During my tour, visitors looked at several sculptures, starting in The Ringling courtyard and then transitioning to the Center For Asian Art. An overview of the tour started with the idea that modern Asian art and its influence goes far beyond classical representations of religious deities or carefully crafted ceramic pieces. The youth-led protest in China during the late 1980s called for greater political, cultural, and artistic freedoms. These new freedoms led to a renaissance like period within the entire region, which greatly influences modern Asian art today. As the title of the tour suggests, we played around with the idea of Renaissance, and the acceptance of new and old ideas, and looked for signs of Michelangelo as we explored the Center for Asian Art. The time change made made our first object a bit hard to see details but we did talk about Michelangelo’s David during the sunset, which made for a great start to the tour.

Jay Boda

October 6, 2016

Masters Inspiring Masters: The Art that Provoked Salvador Dalí 

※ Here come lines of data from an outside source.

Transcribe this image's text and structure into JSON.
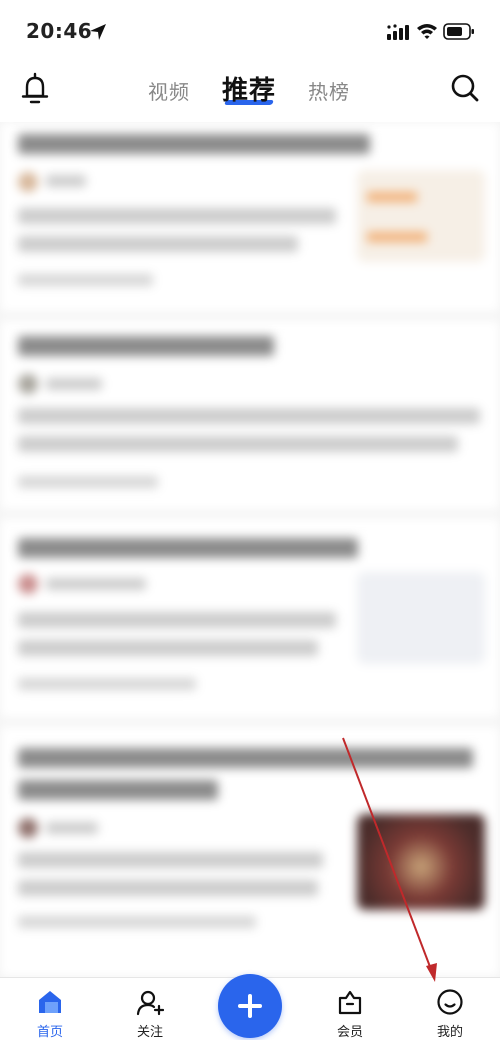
{
  "status_bar": {
    "time": "20:46"
  },
  "top_nav": {
    "tabs": [
      {
        "label": "视频"
      },
      {
        "label": "推荐",
        "active": true
      },
      {
        "label": "热榜"
      }
    ],
    "icons": {
      "left": "bell-icon",
      "right": "search-icon"
    }
  },
  "feed": {
    "blurred": true,
    "visible_card_count": 4
  },
  "bottom_tabs": [
    {
      "label": "首页",
      "icon": "home-icon",
      "active": true
    },
    {
      "label": "关注",
      "icon": "follow-icon"
    },
    {
      "label": "",
      "icon": "plus-icon"
    },
    {
      "label": "会员",
      "icon": "vip-icon"
    },
    {
      "label": "我的",
      "icon": "smiley-icon"
    }
  ],
  "colors": {
    "accent": "#2a65ec",
    "annotation_arrow": "#c0292b"
  }
}
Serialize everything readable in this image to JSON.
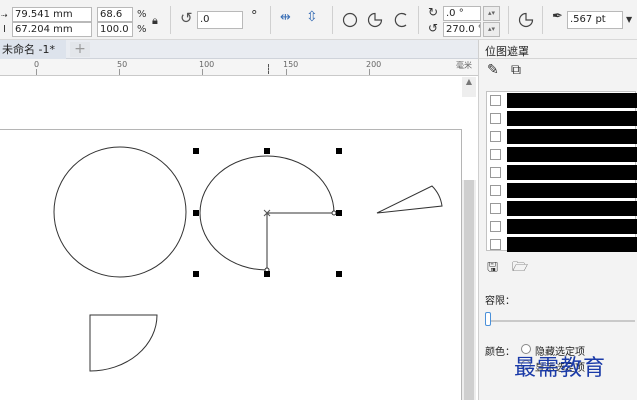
{
  "toolbar": {
    "x_value": "79.541 mm",
    "y_value": "67.204 mm",
    "scale_w": "68.6",
    "scale_h": "100.0",
    "pct1": "%",
    "pct2": "%",
    "rotation": ".0",
    "degree_symbol": "°",
    "start_angle": ".0 °",
    "end_angle": "270.0 °",
    "outline_width": ".567 pt"
  },
  "document": {
    "tab_label": "未命名 -1*",
    "add_tab": "+"
  },
  "ruler": {
    "labels": [
      "0",
      "50",
      "100",
      "150",
      "200",
      "毫米"
    ]
  },
  "panel": {
    "title": "位图遮罩",
    "color_rows": 9,
    "tolerance_label": "容限：",
    "color_label": "颜色：",
    "hide_option": "隐藏选定项",
    "show_option": "显示选定项"
  },
  "watermark": "最需教育",
  "colors": {
    "selection": "#000000",
    "swatch": "#000000",
    "accent": "#4a90d9"
  }
}
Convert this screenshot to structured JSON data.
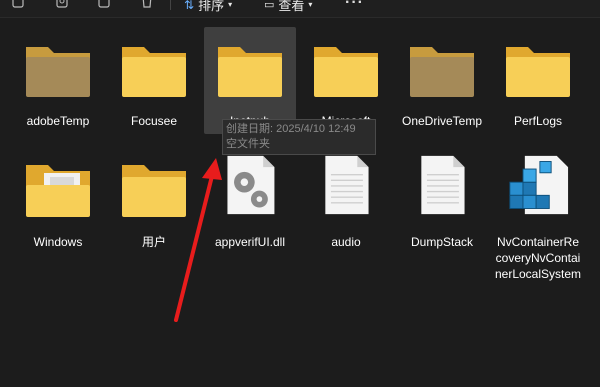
{
  "toolbar": {
    "sort_label": "排序",
    "view_label": "查看",
    "more_label": "···",
    "icons": [
      "copy-icon",
      "paste-icon",
      "share-icon",
      "delete-icon",
      "sort-icon",
      "view-icon"
    ]
  },
  "items": [
    {
      "name": "adobeTemp",
      "type": "folder"
    },
    {
      "name": "Focusee",
      "type": "folder"
    },
    {
      "name": "Inetpub",
      "type": "folder"
    },
    {
      "name": "Microsoft",
      "type": "folder"
    },
    {
      "name": "OneDriveTemp",
      "type": "folder"
    },
    {
      "name": "PerfLogs",
      "type": "folder"
    },
    {
      "name": "Windows",
      "type": "folder"
    },
    {
      "name": "用户",
      "type": "folder"
    },
    {
      "name": "appverifUI.dll",
      "type": "dll"
    },
    {
      "name": "audio",
      "type": "file"
    },
    {
      "name": "DumpStack",
      "type": "file"
    },
    {
      "name": "NvContainerRecoveryNvContainerLocalSystem",
      "type": "app"
    }
  ],
  "tooltip": {
    "line1": "创建日期: 2025/4/10 12:49",
    "line2": "空文件夹"
  },
  "colors": {
    "background": "#1c1c1c",
    "folder": "#f5c84c",
    "folder_back": "#e0a82e",
    "arrow": "#e81c1c"
  }
}
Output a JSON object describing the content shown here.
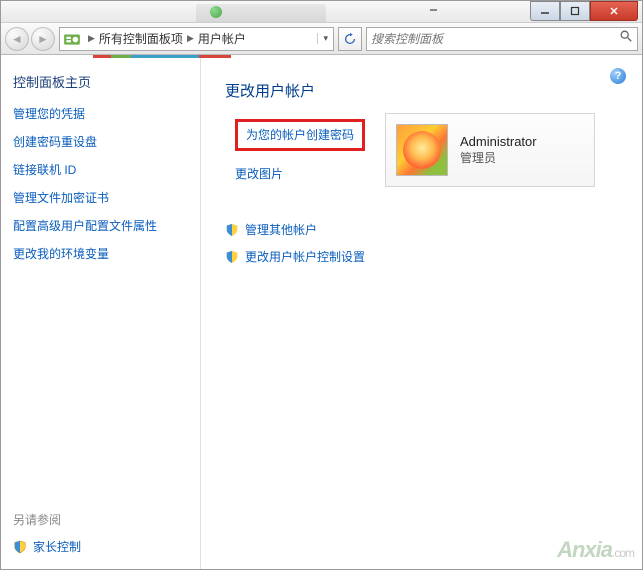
{
  "window_controls": {
    "min": "─",
    "max": "□",
    "close": "✕"
  },
  "breadcrumb": {
    "item1": "所有控制面板项",
    "item2": "用户帐户"
  },
  "search": {
    "placeholder": "搜索控制面板"
  },
  "sidebar": {
    "title": "控制面板主页",
    "links": [
      "管理您的凭据",
      "创建密码重设盘",
      "链接联机 ID",
      "管理文件加密证书",
      "配置高级用户配置文件属性",
      "更改我的环境变量"
    ],
    "see_also": "另请参阅",
    "parental": "家长控制"
  },
  "main": {
    "heading": "更改用户帐户",
    "create_password": "为您的帐户创建密码",
    "change_picture": "更改图片",
    "manage_other": "管理其他帐户",
    "change_uac": "更改用户帐户控制设置"
  },
  "user": {
    "name": "Administrator",
    "role": "管理员"
  },
  "watermark": {
    "brand": "Anxia",
    "suffix": ".com"
  }
}
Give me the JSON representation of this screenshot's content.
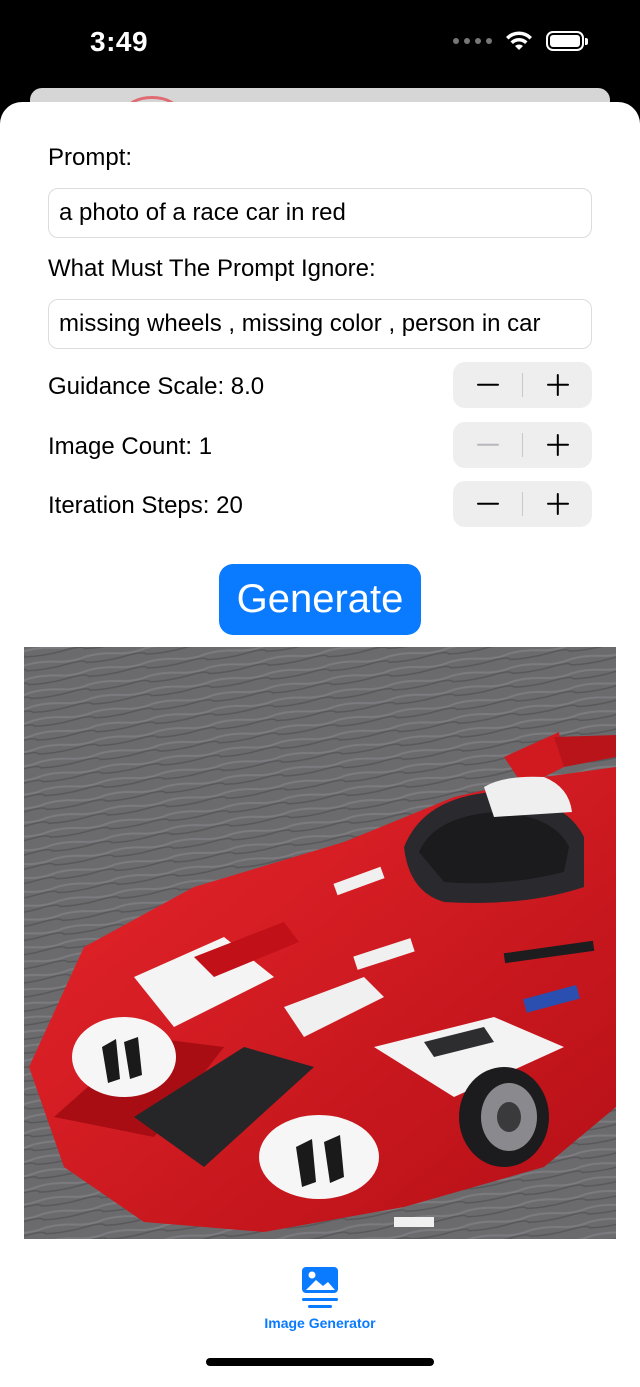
{
  "status_bar": {
    "time": "3:49"
  },
  "form": {
    "prompt_label": "Prompt:",
    "prompt_value": "a photo of a race car in red",
    "negative_label": "What Must The Prompt Ignore:",
    "negative_value": "missing wheels , missing color , person in car",
    "guidance_label": "Guidance Scale: 8.0",
    "image_count_label": "Image Count: 1",
    "steps_label": "Iteration Steps: 20"
  },
  "generate_label": "Generate",
  "tab_bar": {
    "items": [
      {
        "label": "Image Generator",
        "icon": "photo-icon",
        "selected": true
      }
    ]
  },
  "colors": {
    "accent": "#0a7aff",
    "stepper_bg": "#eeeeef",
    "car_red": "#d8141c"
  }
}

For my Student Spotlight tour at the Ringling, I took inspiration from my prior docent experience at the Salvador Dalí Museum in St. Petersburg, Florida.  I called my tour “Masters Inspiring Masters: The Art That Provoked Salvador Dalí.”  With my tour, I tied Dalí’s seemingly surreal and strange art to Old World artists such as Rubens, Vermeer, and Velasquez. As a fine arts student, Dalí mastered the techniques of these artists and synthesized their ideas into his modern works. During my tour, I used an iPad loaded with images of Dalí’s art to demonstrate the echoes in centuries-old art at The Ringling.  My audience was mostly Ringling members and they seemed to like seeing their museum’s collection through a different lens.  For me, it felt great getting “back in the saddle” giving a gallery tour.  The ideas I’ve learned as a doctoral student in MEX helped me engage my audience and hopefully fostered more meaning for them.  My hope was to teach them that ideas that seem different at first glance aren’t that different from what they already know. Sometimes a different perspective is all it takes.


The FSU Department of Art Education is proud of its MEX interns for their achievements!